Branches of McDonalds and Burger King in East Anglia are competing to offer their own take on the traditional 'spine in a bap' recipe as soon as their master chefs have made their way to Norwich and uncovered the secret recipe.


The insurance giant Aviva changed its name from "Norwich Union" four years ago after branding consultants convinced the board of directors that calling a company after a town which possibly did not even exist would make it look lightweight.

Sector analysts confirmed that a return to the old company name was thought likely. "But if they dropped 'Norwich' so that people took them seriously, why did they go for 'Aviva'? It sounds like some sort of women's product."

'Atomic' by Blondie

The Ministry of Defence refused to comment on rumours that a top-secret nuclear bunker had been built there in the 1950s on the basis that the Russians were hardly likely to bomb a place which they could not locate and were not even sure existed.

Their spokesman would only confirm that the 12" version was really good, because the B-side is a live version of 'Heroes' with Robert Fripp on guitar.

Highway to Hell

Printing salesman Martin Kirkby, 50, of Huddersfield reminisced:

"When I was younger and felt suicidal, I talked myself out of it by asking whether I wouldn't rather move to Norwich. Firstly because I'd be able to change my mind and move back home again.

"And secondly, because wherever I was and however bad things seemed, remaining alive seemed preferable.

"As to where Norwich is? I have Norfolking idea."


James Higham said...

Yes but do we want Norwich on the map?

Mark Wadsworth said...

JH, there might be people trapped in there who want to leave.

DBC Reed said...

I have tried to visit the centre of Norwich on several different occasions by car and have never actually found it. I had thought of parking the car at Wroxham station and going in by train. That way ,they could n't shilly shally about whether they have a town centre or not as they do now. Perhaps Lola would know as he is expert on this neck of the woods. ( I once saw a cabin cruiser/conference facility of unimaginable luxury moored up outside the Wroxham Hotel bearing the sign LOLA (Live Outdoors Live Afloat).Was that him in different guise?)
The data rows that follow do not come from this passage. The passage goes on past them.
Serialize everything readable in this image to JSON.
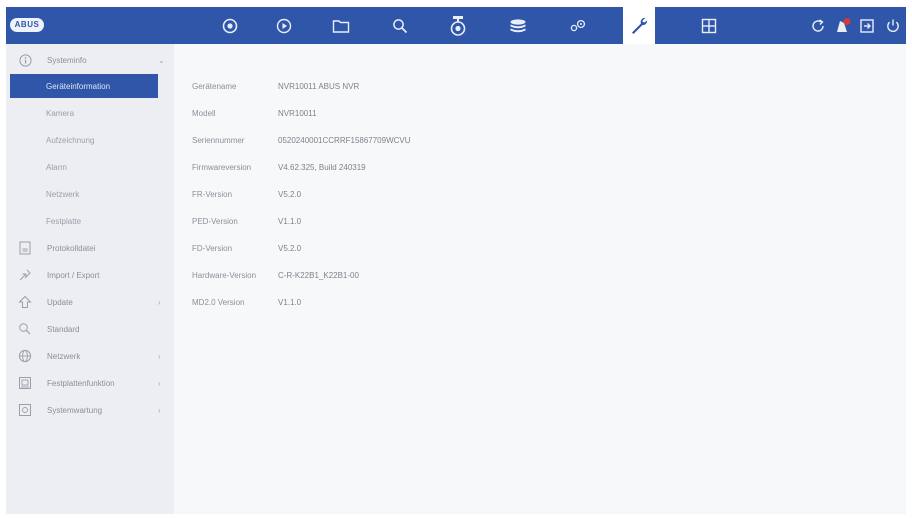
{
  "app": {
    "logo_text": "ABUS"
  },
  "topbar": {
    "icons": [
      "camera-icon",
      "playback-icon",
      "folder-icon",
      "search-icon",
      "ptz-camera-icon",
      "storage-icon",
      "settings-gears-icon",
      "maintenance-wrench-icon",
      "grid-view-icon"
    ],
    "right_icons": [
      "refresh-icon",
      "alarm-notification-icon",
      "logout-icon",
      "power-icon"
    ],
    "active_icon": "maintenance-wrench-icon",
    "colors": {
      "bar": "#2f56a8",
      "icon": "#e9eef9",
      "active_bg": "#ffffff",
      "alert_badge": "#d23b3b"
    }
  },
  "sidebar": {
    "items": [
      {
        "label": "Systeminfo",
        "icon": "info-icon",
        "has_chevron": true,
        "expanded": true
      },
      {
        "label": "Geräteinformation",
        "sub": true,
        "selected": true
      },
      {
        "label": "Kamera",
        "sub": true
      },
      {
        "label": "Aufzeichnung",
        "sub": true
      },
      {
        "label": "Alarm",
        "sub": true
      },
      {
        "label": "Netzwerk",
        "sub": true
      },
      {
        "label": "Festplatte",
        "sub": true
      },
      {
        "label": "Protokolldatei",
        "icon": "log-file-icon"
      },
      {
        "label": "Import / Export",
        "icon": "import-export-icon"
      },
      {
        "label": "Update",
        "icon": "update-icon",
        "has_chevron": true
      },
      {
        "label": "Standard",
        "icon": "default-reset-icon"
      },
      {
        "label": "Netzwerk",
        "icon": "network-globe-icon",
        "has_chevron": true
      },
      {
        "label": "Festplattenfunktion",
        "icon": "hdd-function-icon",
        "has_chevron": true
      },
      {
        "label": "Systemwartung",
        "icon": "system-maintenance-icon",
        "has_chevron": true
      }
    ]
  },
  "device_info": {
    "rows": [
      {
        "label": "Gerätename",
        "value": "NVR10011 ABUS NVR"
      },
      {
        "label": "Modell",
        "value": "NVR10011"
      },
      {
        "label": "Seriennummer",
        "value": "0520240001CCRRF15867709WCVU"
      },
      {
        "label": "Firmwareversion",
        "value": "V4.62.325, Build 240319"
      },
      {
        "label": "FR-Version",
        "value": "V5.2.0"
      },
      {
        "label": "PED-Version",
        "value": "V1.1.0"
      },
      {
        "label": "FD-Version",
        "value": "V5.2.0"
      },
      {
        "label": "Hardware-Version",
        "value": "C-R-K22B1_K22B1-00"
      },
      {
        "label": "MD2.0 Version",
        "value": "V1.1.0"
      }
    ]
  }
}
Mark Wadsworth said...

DBC, "I have tried to visit the centre of Norwich on several different occasions by car and have never actually found it."

Great news - you can now! Just give them a couple of weeks to put the signposts up.

DBC Reed said...

@MW There are signposts >to the City centre already but I think what happens is that the centre is so undistinguished you think you're still in the suburbs and come out the other side none the wiser.See images of Norwich Town Centre on Google. (Not being sure whether to call it a city centre or a town centre is symptomatic.)